REQUIREMENT -
Give the records again in full, exactly as they appear.

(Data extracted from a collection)
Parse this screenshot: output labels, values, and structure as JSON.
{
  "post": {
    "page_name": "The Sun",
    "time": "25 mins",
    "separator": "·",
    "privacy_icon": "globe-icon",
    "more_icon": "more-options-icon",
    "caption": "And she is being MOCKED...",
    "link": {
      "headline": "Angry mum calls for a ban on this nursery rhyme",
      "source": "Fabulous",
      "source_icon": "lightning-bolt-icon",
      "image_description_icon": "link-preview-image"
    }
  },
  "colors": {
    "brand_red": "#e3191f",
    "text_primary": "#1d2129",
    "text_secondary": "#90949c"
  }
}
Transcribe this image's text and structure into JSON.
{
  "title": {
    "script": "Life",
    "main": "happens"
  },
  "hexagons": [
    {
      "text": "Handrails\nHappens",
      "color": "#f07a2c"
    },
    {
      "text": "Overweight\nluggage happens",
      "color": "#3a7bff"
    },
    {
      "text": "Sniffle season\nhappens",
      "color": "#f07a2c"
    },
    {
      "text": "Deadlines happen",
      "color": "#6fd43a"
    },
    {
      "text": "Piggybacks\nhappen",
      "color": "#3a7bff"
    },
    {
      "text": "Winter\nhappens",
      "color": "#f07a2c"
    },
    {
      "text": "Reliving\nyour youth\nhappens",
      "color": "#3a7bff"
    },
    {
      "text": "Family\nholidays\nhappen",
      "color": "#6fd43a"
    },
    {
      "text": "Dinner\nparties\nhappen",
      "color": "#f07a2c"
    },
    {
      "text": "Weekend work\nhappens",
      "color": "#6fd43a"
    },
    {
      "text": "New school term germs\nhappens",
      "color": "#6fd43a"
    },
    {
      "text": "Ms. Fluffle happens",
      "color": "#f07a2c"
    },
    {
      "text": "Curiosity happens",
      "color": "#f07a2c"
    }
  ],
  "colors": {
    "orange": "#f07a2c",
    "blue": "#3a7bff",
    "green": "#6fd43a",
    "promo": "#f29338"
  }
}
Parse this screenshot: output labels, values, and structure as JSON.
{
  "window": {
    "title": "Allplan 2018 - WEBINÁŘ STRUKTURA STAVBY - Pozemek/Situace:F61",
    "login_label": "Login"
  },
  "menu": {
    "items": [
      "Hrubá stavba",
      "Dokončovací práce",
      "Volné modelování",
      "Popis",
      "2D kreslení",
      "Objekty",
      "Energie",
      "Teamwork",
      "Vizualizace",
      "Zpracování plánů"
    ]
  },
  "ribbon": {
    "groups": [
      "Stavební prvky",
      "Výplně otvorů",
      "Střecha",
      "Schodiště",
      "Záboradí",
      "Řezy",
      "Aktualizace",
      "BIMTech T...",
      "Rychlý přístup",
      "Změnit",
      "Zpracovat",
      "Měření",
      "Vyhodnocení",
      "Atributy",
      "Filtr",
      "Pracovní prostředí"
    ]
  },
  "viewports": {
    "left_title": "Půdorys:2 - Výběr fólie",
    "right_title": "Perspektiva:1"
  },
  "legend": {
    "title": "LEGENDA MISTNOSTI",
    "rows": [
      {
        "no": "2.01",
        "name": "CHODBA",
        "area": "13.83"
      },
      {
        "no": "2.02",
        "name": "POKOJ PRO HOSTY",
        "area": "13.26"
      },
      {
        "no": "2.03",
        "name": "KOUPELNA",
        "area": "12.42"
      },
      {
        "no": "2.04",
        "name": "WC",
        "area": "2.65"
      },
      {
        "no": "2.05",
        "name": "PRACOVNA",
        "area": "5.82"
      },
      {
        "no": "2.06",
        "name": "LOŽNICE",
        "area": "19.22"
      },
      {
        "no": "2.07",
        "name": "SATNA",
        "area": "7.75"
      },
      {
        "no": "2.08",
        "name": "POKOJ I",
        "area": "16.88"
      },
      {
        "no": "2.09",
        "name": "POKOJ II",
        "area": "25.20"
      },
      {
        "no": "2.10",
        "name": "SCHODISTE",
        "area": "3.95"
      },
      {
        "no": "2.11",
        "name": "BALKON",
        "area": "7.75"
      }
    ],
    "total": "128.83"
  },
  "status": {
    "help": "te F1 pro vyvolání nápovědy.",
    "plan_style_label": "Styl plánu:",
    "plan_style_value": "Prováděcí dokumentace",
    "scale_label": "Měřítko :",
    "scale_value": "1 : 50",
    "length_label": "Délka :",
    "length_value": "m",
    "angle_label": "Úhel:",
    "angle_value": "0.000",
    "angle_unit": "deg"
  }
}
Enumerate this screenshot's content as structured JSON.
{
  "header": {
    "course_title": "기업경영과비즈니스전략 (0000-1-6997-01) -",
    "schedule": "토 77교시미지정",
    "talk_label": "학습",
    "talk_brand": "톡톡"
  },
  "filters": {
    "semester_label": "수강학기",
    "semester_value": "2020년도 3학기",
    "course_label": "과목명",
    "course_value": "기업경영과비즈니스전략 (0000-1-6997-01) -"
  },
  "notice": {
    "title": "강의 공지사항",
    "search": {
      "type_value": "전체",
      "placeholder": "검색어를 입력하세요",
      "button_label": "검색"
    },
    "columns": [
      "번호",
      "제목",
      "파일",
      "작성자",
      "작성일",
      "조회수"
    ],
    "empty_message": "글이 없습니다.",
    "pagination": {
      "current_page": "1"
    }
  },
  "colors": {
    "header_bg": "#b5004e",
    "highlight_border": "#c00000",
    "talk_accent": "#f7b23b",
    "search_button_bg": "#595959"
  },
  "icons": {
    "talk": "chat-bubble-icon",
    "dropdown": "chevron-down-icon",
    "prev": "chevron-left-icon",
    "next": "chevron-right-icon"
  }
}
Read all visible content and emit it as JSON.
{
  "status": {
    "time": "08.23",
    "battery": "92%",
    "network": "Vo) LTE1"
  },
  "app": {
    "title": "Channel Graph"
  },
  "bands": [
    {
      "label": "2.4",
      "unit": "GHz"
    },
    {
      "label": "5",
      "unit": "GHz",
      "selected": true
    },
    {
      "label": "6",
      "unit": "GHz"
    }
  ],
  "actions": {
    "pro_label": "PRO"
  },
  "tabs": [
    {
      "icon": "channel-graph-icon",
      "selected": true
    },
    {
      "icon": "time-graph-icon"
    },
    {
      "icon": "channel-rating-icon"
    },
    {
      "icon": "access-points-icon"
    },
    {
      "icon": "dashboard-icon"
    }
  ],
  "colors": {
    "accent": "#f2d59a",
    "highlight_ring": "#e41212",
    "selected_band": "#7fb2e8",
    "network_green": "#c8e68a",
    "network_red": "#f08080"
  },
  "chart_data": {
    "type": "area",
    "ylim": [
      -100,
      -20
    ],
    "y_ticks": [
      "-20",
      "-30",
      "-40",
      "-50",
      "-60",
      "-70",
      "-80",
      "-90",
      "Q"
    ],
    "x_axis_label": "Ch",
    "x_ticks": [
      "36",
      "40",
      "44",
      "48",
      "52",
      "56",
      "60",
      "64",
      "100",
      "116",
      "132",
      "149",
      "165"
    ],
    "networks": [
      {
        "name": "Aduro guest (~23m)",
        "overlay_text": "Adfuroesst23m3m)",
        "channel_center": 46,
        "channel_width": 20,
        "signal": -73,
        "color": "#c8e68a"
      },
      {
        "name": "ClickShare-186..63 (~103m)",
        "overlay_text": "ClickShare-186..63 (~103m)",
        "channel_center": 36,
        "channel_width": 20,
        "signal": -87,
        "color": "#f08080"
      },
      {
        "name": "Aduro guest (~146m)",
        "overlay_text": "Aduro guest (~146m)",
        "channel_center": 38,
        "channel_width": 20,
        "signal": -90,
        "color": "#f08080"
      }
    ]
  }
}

WRITTEN ANSWER -
Parse this screenshot: output labels, values, and structure as JSON.
{
  "post": {
    "page_name": "The Sun",
    "time": "25 mins",
    "separator": "·",
    "privacy_icon": "globe-icon",
    "more_icon": "more-options-icon",
    "caption": "And she is being MOCKED...",
    "link": {
      "headline": "Angry mum calls for a ban on this nursery rhyme",
      "source": "Fabulous",
      "source_icon": "lightning-bolt-icon",
      "image_description_icon": "link-preview-image"
    }
  },
  "colors": {
    "brand_red": "#e3191f",
    "text_primary": "#1d2129",
    "text_secondary": "#90949c"
  }
}
Transcribe this image's text and structure into JSON.
{
  "title": {
    "script": "Life",
    "main": "happens"
  },
  "hexagons": [
    {
      "text": "Handrails\nHappens",
      "color": "#f07a2c"
    },
    {
      "text": "Overweight\nluggage happens",
      "color": "#3a7bff"
    },
    {
      "text": "Sniffle season\nhappens",
      "color": "#f07a2c"
    },
    {
      "text": "Deadlines happen",
      "color": "#6fd43a"
    },
    {
      "text": "Piggybacks\nhappen",
      "color": "#3a7bff"
    },
    {
      "text": "Winter\nhappens",
      "color": "#f07a2c"
    },
    {
      "text": "Reliving\nyour youth\nhappens",
      "color": "#3a7bff"
    },
    {
      "text": "Family\nholidays\nhappen",
      "color": "#6fd43a"
    },
    {
      "text": "Dinner\nparties\nhappen",
      "color": "#f07a2c"
    },
    {
      "text": "Weekend work\nhappens",
      "color": "#6fd43a"
    },
    {
      "text": "New school term germs\nhappens",
      "color": "#6fd43a"
    },
    {
      "text": "Ms. Fluffle happens",
      "color": "#f07a2c"
    },
    {
      "text": "Curiosity happens",
      "color": "#f07a2c"
    }
  ],
  "colors": {
    "orange": "#f07a2c",
    "blue": "#3a7bff",
    "green": "#6fd43a",
    "promo": "#f29338"
  }
}
Parse this screenshot: output labels, values, and structure as JSON.
{
  "window": {
    "title": "Allplan 2018 - WEBINÁŘ STRUKTURA STAVBY - Pozemek/Situace:F61",
    "login_label": "Login"
  },
  "menu": {
    "items": [
      "Hrubá stavba",
      "Dokončovací práce",
      "Volné modelování",
      "Popis",
      "2D kreslení",
      "Objekty",
      "Energie",
      "Teamwork",
      "Vizualizace",
      "Zpracování plánů"
    ]
  },
  "ribbon": {
    "groups": [
      "Stavební prvky",
      "Výplně otvorů",
      "Střecha",
      "Schodiště",
      "Záboradí",
      "Řezy",
      "Aktualizace",
      "BIMTech T...",
      "Rychlý přístup",
      "Změnit",
      "Zpracovat",
      "Měření",
      "Vyhodnocení",
      "Atributy",
      "Filtr",
      "Pracovní prostředí"
    ]
  },
  "viewports": {
    "left_title": "Půdorys:2 - Výběr fólie",
    "right_title": "Perspektiva:1"
  },
  "legend": {
    "title": "LEGENDA MISTNOSTI",
    "rows": [
      {
        "no": "2.01",
        "name": "CHODBA",
        "area": "13.83"
      },
      {
        "no": "2.02",
        "name": "POKOJ PRO HOSTY",
        "area": "13.26"
      },
      {
        "no": "2.03",
        "name": "KOUPELNA",
        "area": "12.42"
      },
      {
        "no": "2.04",
        "name": "WC",
        "area": "2.65"
      },
      {
        "no": "2.05",
        "name": "PRACOVNA",
        "area": "5.82"
      },
      {
        "no": "2.06",
        "name": "LOŽNICE",
        "area": "19.22"
      },
      {
        "no": "2.07",
        "name": "SATNA",
        "area": "7.75"
      },
      {
        "no": "2.08",
        "name": "POKOJ I",
        "area": "16.88"
      },
      {
        "no": "2.09",
        "name": "POKOJ II",
        "area": "25.20"
      },
      {
        "no": "2.10",
        "name": "SCHODISTE",
        "area": "3.95"
      },
      {
        "no": "2.11",
        "name": "BALKON",
        "area": "7.75"
      }
    ],
    "total": "128.83"
  },
  "status": {
    "help": "te F1 pro vyvolání nápovědy.",
    "plan_style_label": "Styl plánu:",
    "plan_style_value": "Prováděcí dokumentace",
    "scale_label": "Měřítko :",
    "scale_value": "1 : 50",
    "length_label": "Délka :",
    "length_value": "m",
    "angle_label": "Úhel:",
    "angle_value": "0.000",
    "angle_unit": "deg"
  }
}
Enumerate this screenshot's content as structured JSON.
{
  "header": {
    "course_title": "기업경영과비즈니스전략 (0000-1-6997-01) -",
    "schedule": "토 77교시미지정",
    "talk_label": "학습",
    "talk_brand": "톡톡"
  },
  "filters": {
    "semester_label": "수강학기",
    "semester_value": "2020년도 3학기",
    "course_label": "과목명",
    "course_value": "기업경영과비즈니스전략 (0000-1-6997-01) -"
  },
  "notice": {
    "title": "강의 공지사항",
    "search": {
      "type_value": "전체",
      "placeholder": "검색어를 입력하세요",
      "button_label": "검색"
    },
    "columns": [
      "번호",
      "제목",
      "파일",
      "작성자",
      "작성일",
      "조회수"
    ],
    "empty_message": "글이 없습니다.",
    "pagination": {
      "current_page": "1"
    }
  },
  "colors": {
    "header_bg": "#b5004e",
    "highlight_border": "#c00000",
    "talk_accent": "#f7b23b",
    "search_button_bg": "#595959"
  },
  "icons": {
    "talk": "chat-bubble-icon",
    "dropdown": "chevron-down-icon",
    "prev": "chevron-left-icon",
    "next": "chevron-right-icon"
  }
}
Read all visible content and emit it as JSON.
{
  "status": {
    "time": "08.23",
    "battery": "92%",
    "network": "Vo) LTE1"
  },
  "app": {
    "title": "Channel Graph"
  },
  "bands": [
    {
      "label": "2.4",
      "unit": "GHz"
    },
    {
      "label": "5",
      "unit": "GHz",
      "selected": true
    },
    {
      "label": "6",
      "unit": "GHz"
    }
  ],
  "actions": {
    "pro_label": "PRO"
  },
  "tabs": [
    {
      "icon": "channel-graph-icon",
      "selected": true
    },
    {
      "icon": "time-graph-icon"
    },
    {
      "icon": "channel-rating-icon"
    },
    {
      "icon": "access-points-icon"
    },
    {
      "icon": "dashboard-icon"
    }
  ],
  "colors": {
    "accent": "#f2d59a",
    "highlight_ring": "#e41212",
    "selected_band": "#7fb2e8",
    "network_green": "#c8e68a",
    "network_red": "#f08080"
  },
  "chart_data": {
    "type": "area",
    "ylim": [
      -100,
      -20
    ],
    "y_ticks": [
      "-20",
      "-30",
      "-40",
      "-50",
      "-60",
      "-70",
      "-80",
      "-90",
      "Q"
    ],
    "x_axis_label": "Ch",
    "x_ticks": [
      "36",
      "40",
      "44",
      "48",
      "52",
      "56",
      "60",
      "64",
      "100",
      "116",
      "132",
      "149",
      "165"
    ],
    "networks": [
      {
        "name": "Aduro guest (~23m)",
        "overlay_text": "Adfuroesst23m3m)",
        "channel_center": 46,
        "channel_width": 20,
        "signal": -73,
        "color": "#c8e68a"
      },
      {
        "name": "ClickShare-186..63 (~103m)",
        "overlay_text": "ClickShare-186..63 (~103m)",
        "channel_center": 36,
        "channel_width": 20,
        "signal": -87,
        "color": "#f08080"
      },
      {
        "name": "Aduro guest (~146m)",
        "overlay_text": "Aduro guest (~146m)",
        "channel_center": 38,
        "channel_width": 20,
        "signal": -90,
        "color": "#f08080"
      }
    ]
  }
}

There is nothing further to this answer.